[Start of section]
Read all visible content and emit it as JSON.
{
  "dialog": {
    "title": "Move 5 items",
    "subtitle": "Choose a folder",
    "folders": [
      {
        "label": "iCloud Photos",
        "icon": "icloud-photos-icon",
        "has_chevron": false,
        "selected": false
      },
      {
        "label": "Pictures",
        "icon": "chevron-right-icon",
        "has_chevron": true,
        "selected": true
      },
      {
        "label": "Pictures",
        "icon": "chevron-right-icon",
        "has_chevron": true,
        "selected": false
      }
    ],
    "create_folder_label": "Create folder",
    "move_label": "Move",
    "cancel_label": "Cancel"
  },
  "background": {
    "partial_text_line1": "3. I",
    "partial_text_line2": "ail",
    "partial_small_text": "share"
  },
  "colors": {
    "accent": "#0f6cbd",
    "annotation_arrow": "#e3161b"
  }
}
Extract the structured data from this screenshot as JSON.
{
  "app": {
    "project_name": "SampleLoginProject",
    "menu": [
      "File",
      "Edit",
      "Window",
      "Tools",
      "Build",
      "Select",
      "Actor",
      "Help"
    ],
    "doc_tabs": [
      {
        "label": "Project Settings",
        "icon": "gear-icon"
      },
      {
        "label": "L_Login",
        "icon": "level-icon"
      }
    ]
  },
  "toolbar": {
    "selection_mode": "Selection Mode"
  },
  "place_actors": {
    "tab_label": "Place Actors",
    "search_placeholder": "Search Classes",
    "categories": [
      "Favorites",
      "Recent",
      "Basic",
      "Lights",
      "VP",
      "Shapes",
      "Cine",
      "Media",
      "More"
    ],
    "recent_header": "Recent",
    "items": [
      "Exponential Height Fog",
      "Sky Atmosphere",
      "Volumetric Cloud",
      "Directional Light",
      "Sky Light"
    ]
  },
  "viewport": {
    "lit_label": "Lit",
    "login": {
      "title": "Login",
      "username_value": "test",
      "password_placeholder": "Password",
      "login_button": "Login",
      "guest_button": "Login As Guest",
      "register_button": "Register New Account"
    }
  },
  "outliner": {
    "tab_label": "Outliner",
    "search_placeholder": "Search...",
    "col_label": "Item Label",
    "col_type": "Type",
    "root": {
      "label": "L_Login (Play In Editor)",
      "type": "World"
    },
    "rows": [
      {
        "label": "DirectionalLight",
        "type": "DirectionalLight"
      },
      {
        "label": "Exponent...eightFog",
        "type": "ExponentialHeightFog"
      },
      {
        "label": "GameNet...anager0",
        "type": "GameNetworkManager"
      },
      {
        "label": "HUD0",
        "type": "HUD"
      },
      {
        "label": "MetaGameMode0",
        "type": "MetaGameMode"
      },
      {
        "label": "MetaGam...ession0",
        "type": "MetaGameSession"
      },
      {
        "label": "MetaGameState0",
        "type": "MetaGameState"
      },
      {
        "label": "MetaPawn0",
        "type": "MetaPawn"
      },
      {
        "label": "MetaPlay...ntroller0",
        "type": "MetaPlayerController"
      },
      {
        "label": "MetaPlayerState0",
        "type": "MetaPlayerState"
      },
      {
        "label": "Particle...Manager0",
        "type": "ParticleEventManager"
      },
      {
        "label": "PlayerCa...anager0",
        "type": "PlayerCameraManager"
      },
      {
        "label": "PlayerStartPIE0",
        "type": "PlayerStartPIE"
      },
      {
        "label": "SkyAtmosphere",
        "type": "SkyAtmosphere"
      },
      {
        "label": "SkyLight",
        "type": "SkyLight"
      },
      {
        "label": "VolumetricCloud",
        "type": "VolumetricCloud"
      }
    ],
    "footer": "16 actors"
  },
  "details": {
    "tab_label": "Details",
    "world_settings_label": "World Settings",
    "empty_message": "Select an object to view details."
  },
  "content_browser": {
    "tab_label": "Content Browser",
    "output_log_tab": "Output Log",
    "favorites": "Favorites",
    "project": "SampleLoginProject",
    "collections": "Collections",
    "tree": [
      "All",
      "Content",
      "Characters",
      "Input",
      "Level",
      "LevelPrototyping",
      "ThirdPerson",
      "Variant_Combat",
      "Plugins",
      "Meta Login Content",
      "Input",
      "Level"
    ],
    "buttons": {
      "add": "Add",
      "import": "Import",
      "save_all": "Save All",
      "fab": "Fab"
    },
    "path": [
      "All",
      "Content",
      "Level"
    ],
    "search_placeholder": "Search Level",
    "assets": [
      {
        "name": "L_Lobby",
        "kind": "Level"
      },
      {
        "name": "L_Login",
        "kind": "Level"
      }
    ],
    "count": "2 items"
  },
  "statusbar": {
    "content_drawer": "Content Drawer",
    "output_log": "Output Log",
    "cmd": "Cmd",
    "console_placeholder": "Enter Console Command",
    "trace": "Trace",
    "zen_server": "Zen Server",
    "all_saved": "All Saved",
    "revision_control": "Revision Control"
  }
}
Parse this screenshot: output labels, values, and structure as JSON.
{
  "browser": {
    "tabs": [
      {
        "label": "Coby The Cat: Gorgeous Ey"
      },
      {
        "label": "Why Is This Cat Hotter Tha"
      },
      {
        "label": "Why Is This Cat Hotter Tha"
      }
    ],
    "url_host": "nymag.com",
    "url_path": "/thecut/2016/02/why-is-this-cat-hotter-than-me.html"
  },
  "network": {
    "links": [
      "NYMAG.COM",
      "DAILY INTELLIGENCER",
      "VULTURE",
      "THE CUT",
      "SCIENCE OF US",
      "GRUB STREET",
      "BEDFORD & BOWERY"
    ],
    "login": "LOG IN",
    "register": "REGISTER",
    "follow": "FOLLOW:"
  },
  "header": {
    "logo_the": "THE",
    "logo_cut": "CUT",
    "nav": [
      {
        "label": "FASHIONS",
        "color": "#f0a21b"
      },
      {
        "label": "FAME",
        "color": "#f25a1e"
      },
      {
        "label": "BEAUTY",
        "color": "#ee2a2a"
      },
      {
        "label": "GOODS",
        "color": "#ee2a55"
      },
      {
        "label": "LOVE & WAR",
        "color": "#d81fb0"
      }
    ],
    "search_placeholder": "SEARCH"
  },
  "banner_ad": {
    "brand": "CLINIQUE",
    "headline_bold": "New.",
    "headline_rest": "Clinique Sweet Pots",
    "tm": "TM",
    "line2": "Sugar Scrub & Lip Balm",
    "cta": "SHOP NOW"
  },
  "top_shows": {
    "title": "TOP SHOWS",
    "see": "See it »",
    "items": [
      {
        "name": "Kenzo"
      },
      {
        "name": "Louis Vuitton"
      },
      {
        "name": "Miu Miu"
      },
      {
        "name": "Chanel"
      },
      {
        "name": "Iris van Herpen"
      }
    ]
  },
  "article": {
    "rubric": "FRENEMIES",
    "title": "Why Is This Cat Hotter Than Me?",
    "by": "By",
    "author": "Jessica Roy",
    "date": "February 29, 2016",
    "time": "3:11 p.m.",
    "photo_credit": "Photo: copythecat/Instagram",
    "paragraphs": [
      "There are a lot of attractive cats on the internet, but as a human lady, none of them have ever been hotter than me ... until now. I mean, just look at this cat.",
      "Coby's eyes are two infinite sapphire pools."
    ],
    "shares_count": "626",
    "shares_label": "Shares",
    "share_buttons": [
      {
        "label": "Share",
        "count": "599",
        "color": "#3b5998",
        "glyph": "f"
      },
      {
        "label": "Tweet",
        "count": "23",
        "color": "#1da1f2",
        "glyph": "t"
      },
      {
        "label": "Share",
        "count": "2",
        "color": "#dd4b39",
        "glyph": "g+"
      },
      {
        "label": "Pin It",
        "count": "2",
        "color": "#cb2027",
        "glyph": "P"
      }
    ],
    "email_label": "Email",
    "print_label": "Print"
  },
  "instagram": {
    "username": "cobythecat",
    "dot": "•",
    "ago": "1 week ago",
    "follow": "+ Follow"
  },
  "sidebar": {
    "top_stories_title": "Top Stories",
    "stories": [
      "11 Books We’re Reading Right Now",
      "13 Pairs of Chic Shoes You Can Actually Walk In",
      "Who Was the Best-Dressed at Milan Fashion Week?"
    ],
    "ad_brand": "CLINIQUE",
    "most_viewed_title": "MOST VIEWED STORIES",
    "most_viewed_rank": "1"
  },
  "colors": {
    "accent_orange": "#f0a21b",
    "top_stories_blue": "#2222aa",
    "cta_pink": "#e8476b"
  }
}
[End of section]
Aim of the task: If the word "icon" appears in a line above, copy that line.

Output:
        "icon": "icloud-photos-icon",
        "icon": "chevron-right-icon",
        "icon": "chevron-right-icon",
        "icon": "gear-icon"
        "icon": "level-icon"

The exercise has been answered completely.